◆ Supplied data:
***
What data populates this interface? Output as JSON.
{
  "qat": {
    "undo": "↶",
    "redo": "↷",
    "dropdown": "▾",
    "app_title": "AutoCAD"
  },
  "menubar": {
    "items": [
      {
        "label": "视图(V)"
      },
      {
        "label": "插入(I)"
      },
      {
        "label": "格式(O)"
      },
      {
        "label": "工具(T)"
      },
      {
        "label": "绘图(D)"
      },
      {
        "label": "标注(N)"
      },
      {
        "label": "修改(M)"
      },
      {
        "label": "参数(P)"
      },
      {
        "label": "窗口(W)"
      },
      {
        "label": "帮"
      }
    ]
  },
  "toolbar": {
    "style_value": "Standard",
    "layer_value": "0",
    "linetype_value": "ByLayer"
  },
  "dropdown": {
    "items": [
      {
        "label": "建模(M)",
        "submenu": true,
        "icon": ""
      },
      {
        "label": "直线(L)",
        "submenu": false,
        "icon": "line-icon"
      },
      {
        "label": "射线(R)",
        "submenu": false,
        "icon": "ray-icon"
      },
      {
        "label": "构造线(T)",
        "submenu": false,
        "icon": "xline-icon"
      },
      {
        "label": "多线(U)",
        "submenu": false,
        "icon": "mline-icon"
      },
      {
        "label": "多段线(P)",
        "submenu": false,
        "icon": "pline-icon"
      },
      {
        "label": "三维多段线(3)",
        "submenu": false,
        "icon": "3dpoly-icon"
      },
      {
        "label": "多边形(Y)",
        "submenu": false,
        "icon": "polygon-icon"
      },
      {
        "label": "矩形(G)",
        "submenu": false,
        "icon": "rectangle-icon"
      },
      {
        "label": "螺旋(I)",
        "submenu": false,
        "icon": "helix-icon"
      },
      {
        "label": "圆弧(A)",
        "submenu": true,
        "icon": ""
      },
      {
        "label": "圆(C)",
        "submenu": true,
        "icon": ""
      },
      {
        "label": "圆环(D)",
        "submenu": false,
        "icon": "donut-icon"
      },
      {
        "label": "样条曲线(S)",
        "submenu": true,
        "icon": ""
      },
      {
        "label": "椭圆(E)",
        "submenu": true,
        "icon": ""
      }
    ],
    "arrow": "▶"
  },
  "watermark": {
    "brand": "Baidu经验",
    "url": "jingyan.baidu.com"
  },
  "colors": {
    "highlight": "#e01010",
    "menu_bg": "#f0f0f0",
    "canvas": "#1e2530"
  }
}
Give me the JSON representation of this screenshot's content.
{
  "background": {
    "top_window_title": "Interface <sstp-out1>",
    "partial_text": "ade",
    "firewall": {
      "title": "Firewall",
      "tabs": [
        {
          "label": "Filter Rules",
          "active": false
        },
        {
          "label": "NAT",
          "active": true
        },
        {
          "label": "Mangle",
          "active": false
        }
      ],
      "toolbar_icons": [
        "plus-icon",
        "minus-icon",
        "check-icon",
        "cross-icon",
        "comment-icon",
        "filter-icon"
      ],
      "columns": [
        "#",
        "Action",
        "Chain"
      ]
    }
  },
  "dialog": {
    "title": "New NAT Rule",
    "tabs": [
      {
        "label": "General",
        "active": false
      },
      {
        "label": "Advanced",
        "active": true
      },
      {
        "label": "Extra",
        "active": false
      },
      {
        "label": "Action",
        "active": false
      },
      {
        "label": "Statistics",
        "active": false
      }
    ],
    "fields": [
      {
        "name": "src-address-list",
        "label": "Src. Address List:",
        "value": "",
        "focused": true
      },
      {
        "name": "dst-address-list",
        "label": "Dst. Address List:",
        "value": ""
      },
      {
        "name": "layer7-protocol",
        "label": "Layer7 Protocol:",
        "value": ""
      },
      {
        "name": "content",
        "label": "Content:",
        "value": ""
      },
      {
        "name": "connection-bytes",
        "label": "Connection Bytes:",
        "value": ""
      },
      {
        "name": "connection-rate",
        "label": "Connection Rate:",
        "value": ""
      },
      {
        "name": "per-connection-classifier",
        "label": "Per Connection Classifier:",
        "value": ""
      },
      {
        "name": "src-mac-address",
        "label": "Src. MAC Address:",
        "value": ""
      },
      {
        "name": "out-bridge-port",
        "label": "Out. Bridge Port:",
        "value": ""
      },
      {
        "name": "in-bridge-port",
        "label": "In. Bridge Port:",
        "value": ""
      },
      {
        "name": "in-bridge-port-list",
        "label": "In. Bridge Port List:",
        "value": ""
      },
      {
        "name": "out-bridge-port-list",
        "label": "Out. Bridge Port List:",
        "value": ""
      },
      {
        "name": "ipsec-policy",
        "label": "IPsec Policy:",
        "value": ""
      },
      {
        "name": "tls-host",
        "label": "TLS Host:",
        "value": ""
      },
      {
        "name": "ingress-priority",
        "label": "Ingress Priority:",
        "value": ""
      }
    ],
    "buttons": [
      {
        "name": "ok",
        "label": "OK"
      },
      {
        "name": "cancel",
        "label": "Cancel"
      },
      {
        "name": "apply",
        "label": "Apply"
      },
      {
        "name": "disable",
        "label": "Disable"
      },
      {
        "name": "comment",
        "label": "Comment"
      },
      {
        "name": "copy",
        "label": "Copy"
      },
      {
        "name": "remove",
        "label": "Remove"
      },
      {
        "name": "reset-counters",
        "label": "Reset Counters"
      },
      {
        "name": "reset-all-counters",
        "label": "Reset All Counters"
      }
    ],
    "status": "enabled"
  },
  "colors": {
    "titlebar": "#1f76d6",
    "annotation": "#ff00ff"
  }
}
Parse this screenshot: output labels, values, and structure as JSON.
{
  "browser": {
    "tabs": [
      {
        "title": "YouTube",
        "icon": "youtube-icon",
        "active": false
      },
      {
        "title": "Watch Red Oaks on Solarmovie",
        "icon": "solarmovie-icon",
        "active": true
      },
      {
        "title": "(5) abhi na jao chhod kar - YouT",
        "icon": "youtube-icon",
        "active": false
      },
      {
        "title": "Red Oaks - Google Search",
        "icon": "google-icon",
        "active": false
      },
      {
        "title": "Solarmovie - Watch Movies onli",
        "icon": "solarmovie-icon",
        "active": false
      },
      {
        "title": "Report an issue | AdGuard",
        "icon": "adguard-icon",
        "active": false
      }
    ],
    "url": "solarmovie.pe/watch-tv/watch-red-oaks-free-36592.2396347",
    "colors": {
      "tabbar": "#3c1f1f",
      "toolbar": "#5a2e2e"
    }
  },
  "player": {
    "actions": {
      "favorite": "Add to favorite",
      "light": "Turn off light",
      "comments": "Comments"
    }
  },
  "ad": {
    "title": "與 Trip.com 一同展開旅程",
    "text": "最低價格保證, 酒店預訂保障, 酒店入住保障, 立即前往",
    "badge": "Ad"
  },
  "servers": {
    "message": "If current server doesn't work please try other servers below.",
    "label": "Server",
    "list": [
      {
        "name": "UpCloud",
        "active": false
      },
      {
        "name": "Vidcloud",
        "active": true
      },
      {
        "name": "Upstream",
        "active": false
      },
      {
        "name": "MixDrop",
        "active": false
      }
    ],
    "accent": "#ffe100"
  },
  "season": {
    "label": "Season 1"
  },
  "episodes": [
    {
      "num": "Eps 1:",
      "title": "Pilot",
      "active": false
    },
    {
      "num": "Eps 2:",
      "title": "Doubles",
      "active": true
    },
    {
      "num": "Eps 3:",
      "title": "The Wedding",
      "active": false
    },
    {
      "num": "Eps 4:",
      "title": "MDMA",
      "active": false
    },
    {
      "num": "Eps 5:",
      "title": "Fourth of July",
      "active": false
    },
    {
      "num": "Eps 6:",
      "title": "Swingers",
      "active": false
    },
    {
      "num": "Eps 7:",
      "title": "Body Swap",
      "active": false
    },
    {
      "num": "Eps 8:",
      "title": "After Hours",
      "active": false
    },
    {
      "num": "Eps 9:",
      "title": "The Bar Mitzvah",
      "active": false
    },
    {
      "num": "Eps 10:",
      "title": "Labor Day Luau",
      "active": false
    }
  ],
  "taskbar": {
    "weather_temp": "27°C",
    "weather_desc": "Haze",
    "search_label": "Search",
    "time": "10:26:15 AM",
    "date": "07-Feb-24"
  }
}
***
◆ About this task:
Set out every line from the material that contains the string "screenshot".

◆ Solution for this problem:
Give me the JSON representation of this screenshot's content.
Parse this screenshot: output labels, values, and structure as JSON.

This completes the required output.